Emerging reports from various organizations and individuals indicate that international Internet connectivity was shut off in Syria today. The Internet is an open, global medium for communication, idea exchange, empowerment, and innovation. Access to the global Internet is a crucial enabler of human rights.
As with previous actions to block Internet traffic in Egypt and Libya, the effect of cutting off Internet traffic – ceasing the flow of information in and out of the country – is a serious action. It harms not only the citizens of Syria, but also Syria’s economy and society at large. The Internet Society stands with other organizations around the world in calling for Internet access to be restored with all due speed and cooperation so that vital services can continue to function and citizens won’t be further impacted.

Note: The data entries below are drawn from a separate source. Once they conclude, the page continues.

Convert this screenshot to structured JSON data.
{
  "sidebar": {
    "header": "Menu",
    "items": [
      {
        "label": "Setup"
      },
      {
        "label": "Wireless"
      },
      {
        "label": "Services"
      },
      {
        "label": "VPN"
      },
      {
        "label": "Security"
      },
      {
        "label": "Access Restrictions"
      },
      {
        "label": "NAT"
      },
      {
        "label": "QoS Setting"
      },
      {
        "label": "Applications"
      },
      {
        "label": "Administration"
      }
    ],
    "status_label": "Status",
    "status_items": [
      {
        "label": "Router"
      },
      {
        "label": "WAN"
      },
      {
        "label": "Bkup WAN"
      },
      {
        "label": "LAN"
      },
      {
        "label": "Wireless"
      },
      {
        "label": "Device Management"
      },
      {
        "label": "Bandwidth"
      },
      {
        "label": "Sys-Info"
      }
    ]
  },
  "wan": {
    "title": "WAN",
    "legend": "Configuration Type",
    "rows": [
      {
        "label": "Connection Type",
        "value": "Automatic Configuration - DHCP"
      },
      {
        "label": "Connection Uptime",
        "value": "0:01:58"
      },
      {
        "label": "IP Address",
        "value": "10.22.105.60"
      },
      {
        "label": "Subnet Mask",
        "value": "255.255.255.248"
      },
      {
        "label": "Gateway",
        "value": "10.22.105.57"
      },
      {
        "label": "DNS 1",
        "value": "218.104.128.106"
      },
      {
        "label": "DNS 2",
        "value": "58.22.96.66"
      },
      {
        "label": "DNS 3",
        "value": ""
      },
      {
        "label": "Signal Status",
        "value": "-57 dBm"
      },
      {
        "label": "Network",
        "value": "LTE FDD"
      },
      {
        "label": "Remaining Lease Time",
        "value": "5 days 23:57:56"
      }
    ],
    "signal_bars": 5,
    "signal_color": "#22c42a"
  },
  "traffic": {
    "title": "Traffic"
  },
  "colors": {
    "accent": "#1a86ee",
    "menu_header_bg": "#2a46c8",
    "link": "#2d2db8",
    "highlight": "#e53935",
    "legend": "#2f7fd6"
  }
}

First and foremost, the Internet Society joins with the rest of the world in its utmost concern about the safety and security of the Syrian people. Previous cases where such actions were deliberately taken have proven not only to be harmful, but to be ineffective. The Internet Society hopes that the volatile situation in Syria will come to a peaceful solution and that the citizens of Syria will soon be able to join the rest of the world in having their voices heard online.